-------- Input records
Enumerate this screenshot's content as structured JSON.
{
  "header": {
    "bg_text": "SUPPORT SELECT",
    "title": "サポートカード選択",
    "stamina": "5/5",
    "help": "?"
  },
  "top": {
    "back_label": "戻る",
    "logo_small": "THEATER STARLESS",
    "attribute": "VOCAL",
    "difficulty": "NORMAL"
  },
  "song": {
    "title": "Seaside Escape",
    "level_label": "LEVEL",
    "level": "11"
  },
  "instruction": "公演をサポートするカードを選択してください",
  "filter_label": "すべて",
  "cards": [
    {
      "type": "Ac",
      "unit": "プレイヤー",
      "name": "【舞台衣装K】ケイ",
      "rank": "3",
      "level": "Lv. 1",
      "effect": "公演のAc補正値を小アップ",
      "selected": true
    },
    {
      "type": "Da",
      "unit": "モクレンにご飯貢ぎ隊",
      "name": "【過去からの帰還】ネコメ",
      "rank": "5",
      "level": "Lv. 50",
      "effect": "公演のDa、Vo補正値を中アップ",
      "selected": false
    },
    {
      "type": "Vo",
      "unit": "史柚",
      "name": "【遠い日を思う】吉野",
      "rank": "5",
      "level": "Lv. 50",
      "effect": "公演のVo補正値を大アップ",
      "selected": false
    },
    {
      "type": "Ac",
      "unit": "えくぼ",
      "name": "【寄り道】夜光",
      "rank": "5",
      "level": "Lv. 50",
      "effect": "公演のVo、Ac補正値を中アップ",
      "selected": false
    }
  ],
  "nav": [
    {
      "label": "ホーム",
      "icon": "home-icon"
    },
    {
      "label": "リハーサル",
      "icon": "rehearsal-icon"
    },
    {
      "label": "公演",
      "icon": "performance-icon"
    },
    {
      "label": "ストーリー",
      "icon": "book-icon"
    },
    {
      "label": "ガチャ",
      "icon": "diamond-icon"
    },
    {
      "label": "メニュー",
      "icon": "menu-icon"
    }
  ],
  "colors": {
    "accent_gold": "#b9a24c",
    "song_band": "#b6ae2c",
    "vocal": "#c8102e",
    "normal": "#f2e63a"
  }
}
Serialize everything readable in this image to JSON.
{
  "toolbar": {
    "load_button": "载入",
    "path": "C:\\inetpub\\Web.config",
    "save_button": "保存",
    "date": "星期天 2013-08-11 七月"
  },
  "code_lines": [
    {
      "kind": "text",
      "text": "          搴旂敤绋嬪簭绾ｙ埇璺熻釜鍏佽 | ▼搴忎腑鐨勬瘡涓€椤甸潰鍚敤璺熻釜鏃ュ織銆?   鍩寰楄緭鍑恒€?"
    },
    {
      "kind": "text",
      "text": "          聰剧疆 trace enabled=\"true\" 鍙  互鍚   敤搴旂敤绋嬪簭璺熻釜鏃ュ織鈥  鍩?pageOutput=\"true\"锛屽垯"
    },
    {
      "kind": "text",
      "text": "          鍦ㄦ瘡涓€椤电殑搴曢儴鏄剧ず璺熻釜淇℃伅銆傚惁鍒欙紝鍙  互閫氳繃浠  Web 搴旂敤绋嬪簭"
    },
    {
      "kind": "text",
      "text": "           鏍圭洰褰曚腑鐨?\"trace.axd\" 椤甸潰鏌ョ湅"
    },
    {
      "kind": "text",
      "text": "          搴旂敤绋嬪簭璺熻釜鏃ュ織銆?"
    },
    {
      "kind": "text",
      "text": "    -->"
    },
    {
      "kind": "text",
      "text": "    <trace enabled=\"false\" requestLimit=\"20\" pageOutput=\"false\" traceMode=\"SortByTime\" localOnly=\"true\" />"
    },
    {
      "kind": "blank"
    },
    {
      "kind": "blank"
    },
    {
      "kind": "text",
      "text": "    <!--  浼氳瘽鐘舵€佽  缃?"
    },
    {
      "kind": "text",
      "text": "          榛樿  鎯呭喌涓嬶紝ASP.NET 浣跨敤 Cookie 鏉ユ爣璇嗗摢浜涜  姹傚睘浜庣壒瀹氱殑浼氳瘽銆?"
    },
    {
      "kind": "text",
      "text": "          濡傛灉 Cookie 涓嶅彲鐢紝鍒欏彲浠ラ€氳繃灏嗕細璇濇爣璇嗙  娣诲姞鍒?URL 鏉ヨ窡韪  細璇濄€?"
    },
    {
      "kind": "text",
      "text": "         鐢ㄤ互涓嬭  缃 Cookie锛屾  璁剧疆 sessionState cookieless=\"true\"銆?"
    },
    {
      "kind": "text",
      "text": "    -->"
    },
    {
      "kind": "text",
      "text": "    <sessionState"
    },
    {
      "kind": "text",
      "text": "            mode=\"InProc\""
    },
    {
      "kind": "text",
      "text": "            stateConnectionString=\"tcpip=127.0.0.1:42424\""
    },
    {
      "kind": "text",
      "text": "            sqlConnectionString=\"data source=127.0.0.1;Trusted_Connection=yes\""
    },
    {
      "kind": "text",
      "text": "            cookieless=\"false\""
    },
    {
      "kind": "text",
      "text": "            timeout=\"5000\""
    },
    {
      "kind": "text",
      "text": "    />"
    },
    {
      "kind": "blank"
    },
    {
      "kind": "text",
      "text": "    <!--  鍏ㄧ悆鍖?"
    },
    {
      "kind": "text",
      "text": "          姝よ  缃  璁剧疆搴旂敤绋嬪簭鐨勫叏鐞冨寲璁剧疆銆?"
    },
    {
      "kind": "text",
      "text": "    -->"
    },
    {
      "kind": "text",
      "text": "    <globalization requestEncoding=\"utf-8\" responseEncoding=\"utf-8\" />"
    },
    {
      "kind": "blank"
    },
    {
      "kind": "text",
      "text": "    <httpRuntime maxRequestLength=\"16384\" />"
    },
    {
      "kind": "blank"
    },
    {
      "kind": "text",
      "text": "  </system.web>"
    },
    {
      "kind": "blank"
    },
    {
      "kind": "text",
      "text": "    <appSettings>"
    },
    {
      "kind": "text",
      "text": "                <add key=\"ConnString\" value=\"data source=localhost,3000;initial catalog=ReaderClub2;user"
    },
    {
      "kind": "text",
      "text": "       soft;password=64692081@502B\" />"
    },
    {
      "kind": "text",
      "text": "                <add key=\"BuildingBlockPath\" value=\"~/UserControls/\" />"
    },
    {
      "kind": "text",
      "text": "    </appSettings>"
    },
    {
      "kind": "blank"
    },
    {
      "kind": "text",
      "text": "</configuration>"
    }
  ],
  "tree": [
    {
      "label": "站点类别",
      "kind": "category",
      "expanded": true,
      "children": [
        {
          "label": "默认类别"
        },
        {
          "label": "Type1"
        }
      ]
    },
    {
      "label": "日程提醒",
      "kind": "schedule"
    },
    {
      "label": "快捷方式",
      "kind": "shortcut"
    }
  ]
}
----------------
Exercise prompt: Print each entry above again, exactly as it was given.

Result below:
Enumerate this screenshot's content as structured JSON.
{
  "header": {
    "bg_text": "SUPPORT SELECT",
    "title": "サポートカード選択",
    "stamina": "5/5",
    "help": "?"
  },
  "top": {
    "back_label": "戻る",
    "logo_small": "THEATER STARLESS",
    "attribute": "VOCAL",
    "difficulty": "NORMAL"
  },
  "song": {
    "title": "Seaside Escape",
    "level_label": "LEVEL",
    "level": "11"
  },
  "instruction": "公演をサポートするカードを選択してください",
  "filter_label": "すべて",
  "cards": [
    {
      "type": "Ac",
      "unit": "プレイヤー",
      "name": "【舞台衣装K】ケイ",
      "rank": "3",
      "level": "Lv. 1",
      "effect": "公演のAc補正値を小アップ",
      "selected": true
    },
    {
      "type": "Da",
      "unit": "モクレンにご飯貢ぎ隊",
      "name": "【過去からの帰還】ネコメ",
      "rank": "5",
      "level": "Lv. 50",
      "effect": "公演のDa、Vo補正値を中アップ",
      "selected": false
    },
    {
      "type": "Vo",
      "unit": "史柚",
      "name": "【遠い日を思う】吉野",
      "rank": "5",
      "level": "Lv. 50",
      "effect": "公演のVo補正値を大アップ",
      "selected": false
    },
    {
      "type": "Ac",
      "unit": "えくぼ",
      "name": "【寄り道】夜光",
      "rank": "5",
      "level": "Lv. 50",
      "effect": "公演のVo、Ac補正値を中アップ",
      "selected": false
    }
  ],
  "nav": [
    {
      "label": "ホーム",
      "icon": "home-icon"
    },
    {
      "label": "リハーサル",
      "icon": "rehearsal-icon"
    },
    {
      "label": "公演",
      "icon": "performance-icon"
    },
    {
      "label": "ストーリー",
      "icon": "book-icon"
    },
    {
      "label": "ガチャ",
      "icon": "diamond-icon"
    },
    {
      "label": "メニュー",
      "icon": "menu-icon"
    }
  ],
  "colors": {
    "accent_gold": "#b9a24c",
    "song_band": "#b6ae2c",
    "vocal": "#c8102e",
    "normal": "#f2e63a"
  }
}
Serialize everything readable in this image to JSON.
{
  "toolbar": {
    "load_button": "载入",
    "path": "C:\\inetpub\\Web.config",
    "save_button": "保存",
    "date": "星期天 2013-08-11 七月"
  },
  "code_lines": [
    {
      "kind": "text",
      "text": "          搴旂敤绋嬪簭绾ｙ埇璺熻釜鍏佽 | ▼搴忎腑鐨勬瘡涓€椤甸潰鍚敤璺熻釜鏃ュ織銆?   鍩寰楄緭鍑恒€?"
    },
    {
      "kind": "text",
      "text": "          聰剧疆 trace enabled=\"true\" 鍙  互鍚   敤搴旂敤绋嬪簭璺熻釜鏃ュ織鈥  鍩?pageOutput=\"true\"锛屽垯"
    },
    {
      "kind": "text",
      "text": "          鍦ㄦ瘡涓€椤电殑搴曢儴鏄剧ず璺熻釜淇℃伅銆傚惁鍒欙紝鍙  互閫氳繃浠  Web 搴旂敤绋嬪簭"
    },
    {
      "kind": "text",
      "text": "           鏍圭洰褰曚腑鐨?\"trace.axd\" 椤甸潰鏌ョ湅"
    },
    {
      "kind": "text",
      "text": "          搴旂敤绋嬪簭璺熻釜鏃ュ織銆?"
    },
    {
      "kind": "text",
      "text": "    -->"
    },
    {
      "kind": "text",
      "text": "    <trace enabled=\"false\" requestLimit=\"20\" pageOutput=\"false\" traceMode=\"SortByTime\" localOnly=\"true\" />"
    },
    {
      "kind": "blank"
    },
    {
      "kind": "blank"
    },
    {
      "kind": "text",
      "text": "    <!--  浼氳瘽鐘舵€佽  缃?"
    },
    {
      "kind": "text",
      "text": "          榛樿  鎯呭喌涓嬶紝ASP.NET 浣跨敤 Cookie 鏉ユ爣璇嗗摢浜涜  姹傚睘浜庣壒瀹氱殑浼氳瘽銆?"
    },
    {
      "kind": "text",
      "text": "          濡傛灉 Cookie 涓嶅彲鐢紝鍒欏彲浠ラ€氳繃灏嗕細璇濇爣璇嗙  娣诲姞鍒?URL 鏉ヨ窡韪  細璇濄€?"
    },
    {
      "kind": "text",
      "text": "         鐢ㄤ互涓嬭  缃 Cookie锛屾  璁剧疆 sessionState cookieless=\"true\"銆?"
    },
    {
      "kind": "text",
      "text": "    -->"
    },
    {
      "kind": "text",
      "text": "    <sessionState"
    },
    {
      "kind": "text",
      "text": "            mode=\"InProc\""
    },
    {
      "kind": "text",
      "text": "            stateConnectionString=\"tcpip=127.0.0.1:42424\""
    },
    {
      "kind": "text",
      "text": "            sqlConnectionString=\"data source=127.0.0.1;Trusted_Connection=yes\""
    },
    {
      "kind": "text",
      "text": "            cookieless=\"false\""
    },
    {
      "kind": "text",
      "text": "            timeout=\"5000\""
    },
    {
      "kind": "text",
      "text": "    />"
    },
    {
      "kind": "blank"
    },
    {
      "kind": "text",
      "text": "    <!--  鍏ㄧ悆鍖?"
    },
    {
      "kind": "text",
      "text": "          姝よ  缃  璁剧疆搴旂敤绋嬪簭鐨勫叏鐞冨寲璁剧疆銆?"
    },
    {
      "kind": "text",
      "text": "    -->"
    },
    {
      "kind": "text",
      "text": "    <globalization requestEncoding=\"utf-8\" responseEncoding=\"utf-8\" />"
    },
    {
      "kind": "blank"
    },
    {
      "kind": "text",
      "text": "    <httpRuntime maxRequestLength=\"16384\" />"
    },
    {
      "kind": "blank"
    },
    {
      "kind": "text",
      "text": "  </system.web>"
    },
    {
      "kind": "blank"
    },
    {
      "kind": "text",
      "text": "    <appSettings>"
    },
    {
      "kind": "text",
      "text": "                <add key=\"ConnString\" value=\"data source=localhost,3000;initial catalog=ReaderClub2;user"
    },
    {
      "kind": "text",
      "text": "       soft;password=64692081@502B\" />"
    },
    {
      "kind": "text",
      "text": "                <add key=\"BuildingBlockPath\" value=\"~/UserControls/\" />"
    },
    {
      "kind": "text",
      "text": "    </appSettings>"
    },
    {
      "kind": "blank"
    },
    {
      "kind": "text",
      "text": "</configuration>"
    }
  ],
  "tree": [
    {
      "label": "站点类别",
      "kind": "category",
      "expanded": true,
      "children": [
        {
          "label": "默认类别"
        },
        {
          "label": "Type1"
        }
      ]
    },
    {
      "label": "日程提醒",
      "kind": "schedule"
    },
    {
      "label": "快捷方式",
      "kind": "shortcut"
    }
  ]
}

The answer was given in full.